From their first (and only) hit, 1971’s ‘Silver machine’, with lyrics by Calvert, and on the subsequent album In Search of Space, Hawkwind produced otherworldly music and explored science fiction themes, creating the template for a series of ground-breaking albums during the 1970s. In Search of Space and the follow-up album, Doremi Fasol Latido, introduced the ‘Starfarer’ concept, “a loose story line involving the adventures of Spaceship Hawkwind and its eventual crash-landing on Earth.” Calvert functioned as the band’s ‘resident poet,’ giving spoken-word recitals during concerts, composing lyrics and appearing as lead vocalist on record. Favourites on the UK’s then-flourishing free festival circuit, Hawkwind presented an on-stage spectacular with dancers and lightshow to accompany their live performances – captured on 1973’s Space Ritual, regarded as “the ultimate space rock album.” Lavishly packaged, the artwork was by regular associate, graphic artist Barney Bubbles, who also wrote a short sci-fi story of Spaceship Hawkwind for the performance programme, building on their existing overall Starfarer concept of the band travelling through time and space. Calvert’s manic-depressive condition and the demands of touring took their toll, and he drifted in and out of the line-up, his role on stage and as lyricist intermittently filled by his friend Michael Moorcock as a self-confessed “understudy,” who contributed ‘The Black Corridor’ (adapted from his own 1969 novel) and ‘Sonic Attack’ to Space Ritual.
A prolific author and, from 1964, editor of the magazine New Worlds – where he had published some of Calvert’s poetry – Moorcock found acclaim with the Cornelius Quartet of novels, following the weird and wonderful adventures of central character, Jerry Cornelius, a psychedelic harlequin-secret agent, an anti-hero of the times, picking his way through the debris of ‘swinging London’ and all points beyond. The first of the novels, 1968’s The Final Programme, was filmed in 1973 (though the result was much to the author’s disapproval); Mick Jagger was reputedly approached to play the lead, only to decline the Cornelius role as ‘too freaky.’ The Jagger connection was not coincidental – amongst other endeavours, Cornelius fronts a pop group known as the Deep Fix, a name Moorcock used in turn for his own musical project when he came to record the 1975 Concept Album The New Worlds Fair. In the same year he contributed lyrics to, and was credited as the originator of, Hawkwind’s album Warrior on the Edge of Time – based on his concept of the Eternal Champion, a recurring character found in different guises throughout his work, including Jerry Cornelius. The connection between author and group was further cemented by a series of dubious genre novels attributed to Moorcock and Michael Butterworth (though primarily the work of the latter, Moorcock’s name guaranteed respectable sales), beginning with Time of the Hawklords in 1976, featuring the band as protagonists in a series of sci-fi-inspired adventures.
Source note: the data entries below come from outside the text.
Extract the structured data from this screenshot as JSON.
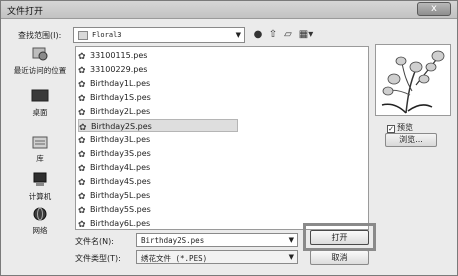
{
  "window": {
    "title": "文件打开",
    "close_label": "x"
  },
  "lookin": {
    "label": "查找范围(I):",
    "value": "Floral3"
  },
  "toolbar": {
    "back_icon": "back-icon",
    "up_icon": "up-folder-icon",
    "new_folder_icon": "new-folder-icon",
    "view_icon": "view-menu-icon"
  },
  "places": [
    {
      "label": "最近访问的位置",
      "icon": "recent-places-icon"
    },
    {
      "label": "桌面",
      "icon": "desktop-icon"
    },
    {
      "label": "库",
      "icon": "libraries-icon"
    },
    {
      "label": "计算机",
      "icon": "computer-icon"
    },
    {
      "label": "网络",
      "icon": "network-icon"
    }
  ],
  "files": [
    "33100115.pes",
    "33100229.pes",
    "Birthday1L.pes",
    "Birthday1S.pes",
    "Birthday2L.pes",
    "Birthday2S.pes",
    "Birthday3L.pes",
    "Birthday3S.pes",
    "Birthday4L.pes",
    "Birthday4S.pes",
    "Birthday5L.pes",
    "Birthday5S.pes",
    "Birthday6L.pes"
  ],
  "selected_file": "Birthday2S.pes",
  "preview": {
    "checkbox_label": "预览",
    "checked": true,
    "browse_label": "浏览..."
  },
  "filename": {
    "label": "文件名(N):",
    "value": "Birthday2S.pes"
  },
  "filetype": {
    "label": "文件类型(T):",
    "value": "绣花文件 (*.PES)"
  },
  "buttons": {
    "open": "打开",
    "cancel": "取消"
  }
}
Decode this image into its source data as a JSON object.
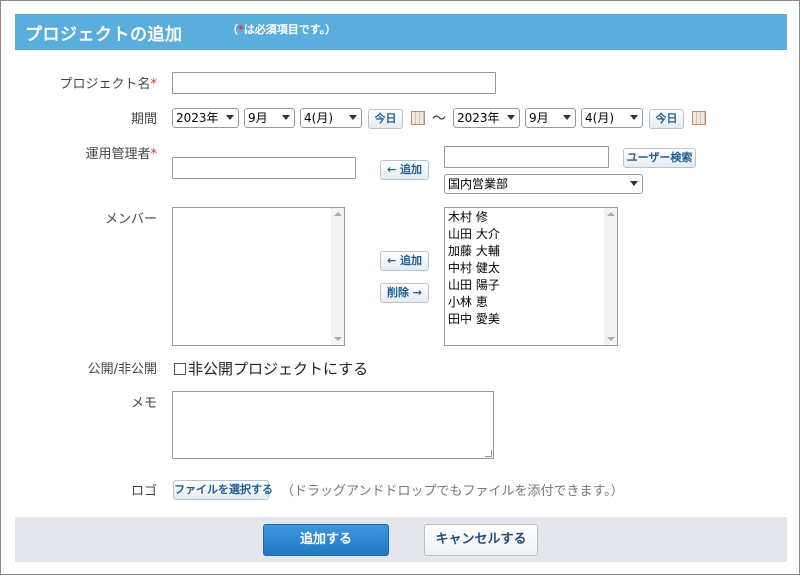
{
  "header": {
    "title": "プロジェクトの追加",
    "required_note_prefix": "（",
    "required_star": "*",
    "required_note_text": "は必須項目です。）"
  },
  "form": {
    "project_name": {
      "label": "プロジェクト名",
      "star": "*",
      "value": ""
    },
    "period": {
      "label": "期間",
      "start": {
        "year": "2023年",
        "month": "9月",
        "day": "4(月)"
      },
      "end": {
        "year": "2023年",
        "month": "9月",
        "day": "4(月)"
      },
      "today_label": "今日",
      "separator": "〜"
    },
    "manager": {
      "label": "運用管理者",
      "star": "*",
      "value": "",
      "add_button": "← 追加",
      "search_value": "",
      "search_button": "ユーザー検索",
      "department": "国内営業部"
    },
    "members": {
      "label": "メンバー",
      "add_button": "← 追加",
      "remove_button": "削除 →",
      "selected": [],
      "candidates": [
        "木村 修",
        "山田 大介",
        "加藤 大輔",
        "中村 健太",
        "山田 陽子",
        "小林 恵",
        "田中 愛美"
      ]
    },
    "visibility": {
      "label": "公開/非公開",
      "checkbox_label": "非公開プロジェクトにする",
      "checked": false
    },
    "memo": {
      "label": "メモ",
      "value": ""
    },
    "logo": {
      "label": "ロゴ",
      "file_button": "ファイルを選択する",
      "hint": "（ドラッグアンドドロップでもファイルを添付できます。）"
    }
  },
  "footer": {
    "submit_label": "追加する",
    "cancel_label": "キャンセルする"
  },
  "colors": {
    "header_bg": "#5aaede",
    "primary_button": "#2a84cc",
    "required_star": "#d93030",
    "footer_bg": "#e3e7ec"
  }
}
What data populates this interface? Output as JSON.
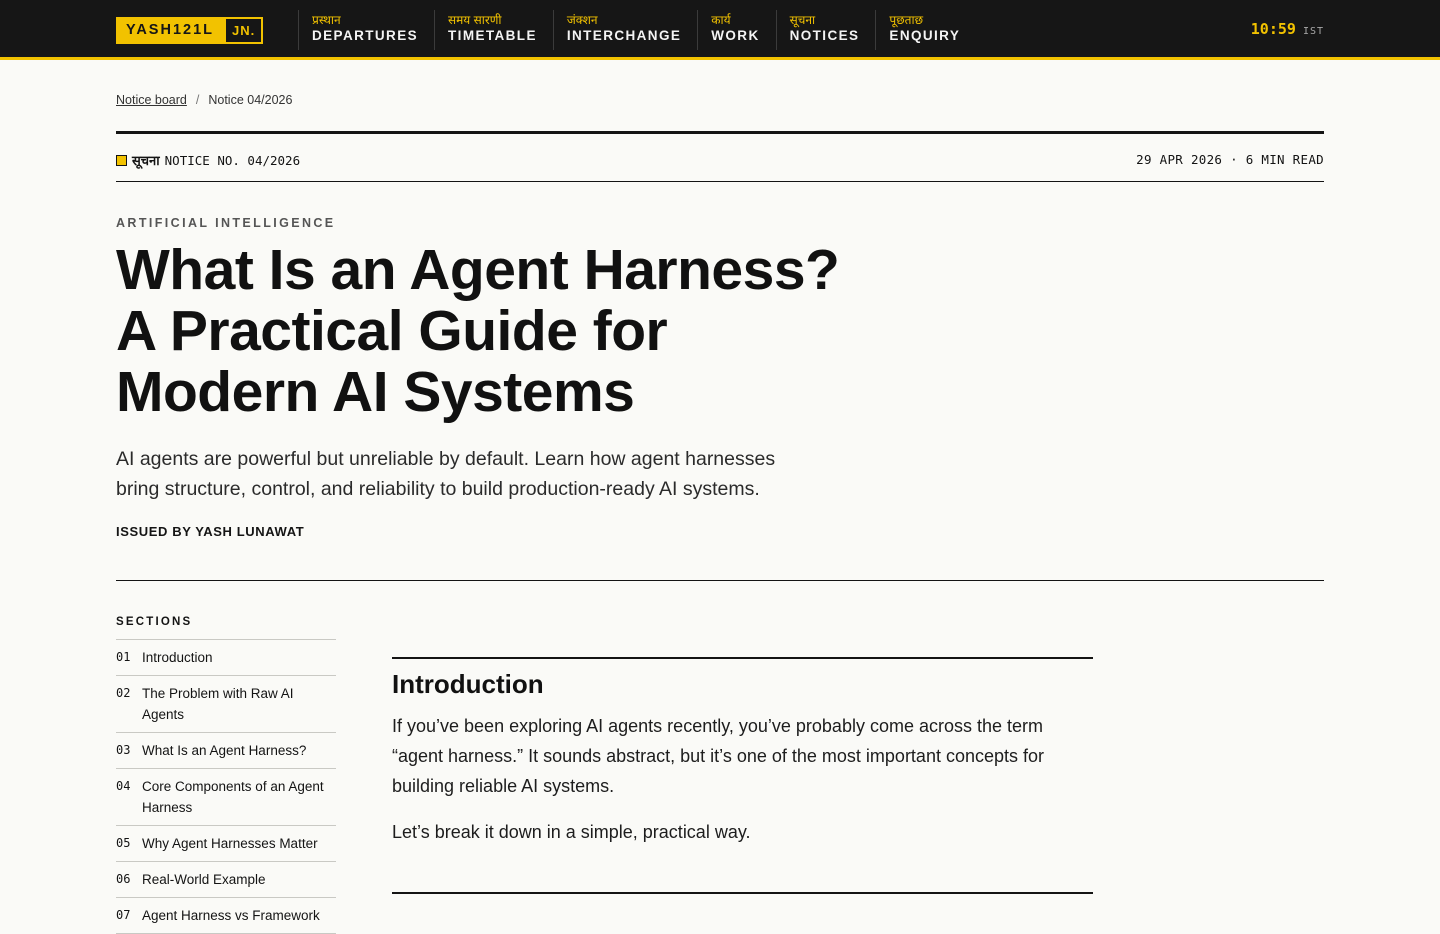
{
  "brand": {
    "name": "YASH121L",
    "suffix": "JN."
  },
  "nav": [
    {
      "hindi": "प्रस्थान",
      "english": "DEPARTURES"
    },
    {
      "hindi": "समय सारणी",
      "english": "TIMETABLE"
    },
    {
      "hindi": "जंक्शन",
      "english": "INTERCHANGE"
    },
    {
      "hindi": "कार्य",
      "english": "WORK"
    },
    {
      "hindi": "सूचना",
      "english": "NOTICES"
    },
    {
      "hindi": "पूछताछ",
      "english": "ENQUIRY"
    }
  ],
  "clock": {
    "time": "10:59",
    "zone": "IST"
  },
  "breadcrumb": {
    "parent": "Notice board",
    "separator": "/",
    "current": "Notice 04/2026"
  },
  "notice": {
    "hindi_label": "सूचना",
    "number": "NOTICE NO. 04/2026",
    "date_read": "29 APR 2026 · 6 MIN READ"
  },
  "article": {
    "category": "ARTIFICIAL INTELLIGENCE",
    "title_lines": [
      "What Is an Agent Harness?",
      "A Practical Guide for",
      "Modern AI Systems"
    ],
    "dek": "AI agents are powerful but unreliable by default. Learn how agent harnesses bring structure, control, and reliability to build production-ready AI systems.",
    "byline": "ISSUED BY YASH LUNAWAT"
  },
  "toc": {
    "title": "SECTIONS",
    "items": [
      {
        "num": "01",
        "label": "Introduction"
      },
      {
        "num": "02",
        "label": "The Problem with Raw AI Agents"
      },
      {
        "num": "03",
        "label": "What Is an Agent Harness?"
      },
      {
        "num": "04",
        "label": "Core Components of an Agent Harness"
      },
      {
        "num": "05",
        "label": "Why Agent Harnesses Matter"
      },
      {
        "num": "06",
        "label": "Real-World Example"
      },
      {
        "num": "07",
        "label": "Agent Harness vs Framework"
      }
    ]
  },
  "section": {
    "title": "Introduction",
    "paragraphs": [
      "If you’ve been exploring AI agents recently, you’ve probably come across the term “agent harness.” It sounds abstract, but it’s one of the most important concepts for building reliable AI systems.",
      "Let’s break it down in a simple, practical way."
    ]
  },
  "colors": {
    "accent": "#f2c200",
    "bar": "#161616",
    "page": "#fafaf7",
    "ink": "#141414"
  }
}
Whilst Robert Calvert sadly died in 1988, Michael Moorcock remains a celebrated and successful author; a variety of splinter groups featuring original or one-time members of Hawkwind (including founders Dave Brock and Nik Turner) continue to tour the UK and world-wide, under a number of related band names. In their various incarnations they are recognised as innovators and prime exponents of a distinctive and enduring style, an influential and widely-respected group whose admirers include such diverse musical figures as Jello Biafra, Julian Cope, John Lydon and Henry Rollins.